Response to New York Times Article: ‘Bryan College Is Torn: Can Darwin and Eden Coexist?’
Original New York Times article here.
My Response to Bryan College Is Torn: Can Darwin and Eden Coexist? by Alan Binder
At Pacific Lutheran University, we think of “Lutheran” as an ethic that informs how we think, how we teach and how we help students find their unique places in the world.
Martin Luther’s oft-repeated question—“What does this mean?”— and the basic capacity to question remain part of the genetic encoding of Lutheran higher education. Thus, Lutheran reformers recognized centers of education as crucial places in which important questions could be entertained without censure.
This tenet informs PLU’s foundational mission: to educate students for lives of thoughtful inquiry, service, leadership and care—for others, for their communities and for the Earth.

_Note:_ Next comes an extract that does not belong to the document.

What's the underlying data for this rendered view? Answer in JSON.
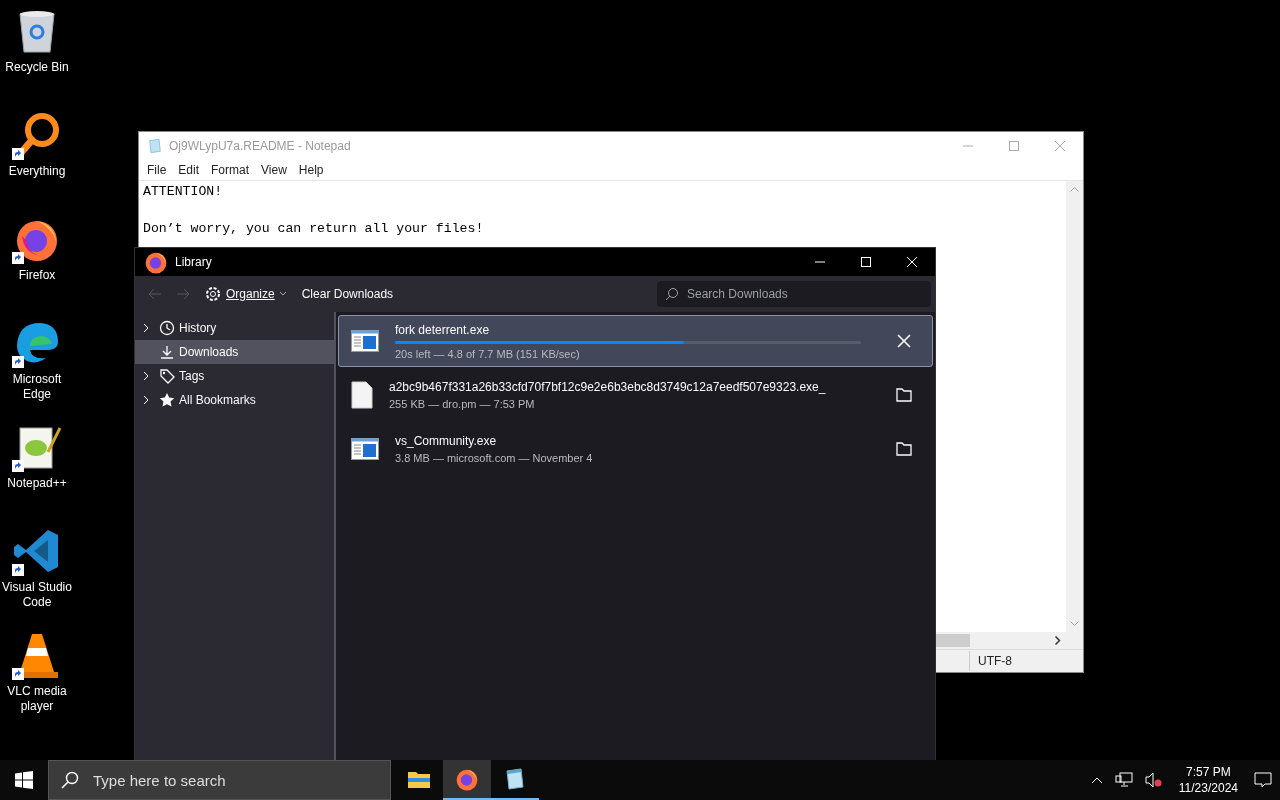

One essential dimension of PLU’s mission is to provide for the intellectual, social, physical, emotional and spiritual development of students—allowing religious beliefs and secular education to not only co-exist here, but to individually (and seemingly paradoxically) contribute to our students’ growth. And because PLU unquestionably accepts—and promotes—freedom of expression, all students, of all beliefs, are encouraged to explore their own spiritual development, with the support of the entire PLU community.
In a world where most social and political conflicts contain a religious dimension, ignorance is not bliss. Think about it: all these issues are charged with religious language – abortion, creationism vs. evolution, fundamentalism, LGBTQ rights, environmental defense and degradation, health care, Holocaust studies, human rights, international terrorism, the Iraq conflict, land use in the Northwest, presidential politics, the quest for peace, poverty, and stem-cell research. The value of your college education actually increases when you have a better understanding of religion’s influence in American and global life. In a nation marked by great religious diversity and where most people claim a religious tradition, it becomes increasingly necessary to understand something of America’s religious landscape if you want to understand co-workers, friends, neighbors – even spouses or partners. PLU invites its students into the study of religion so that they might better understand a global phenomenon that gives meaning and purpose to billions of people.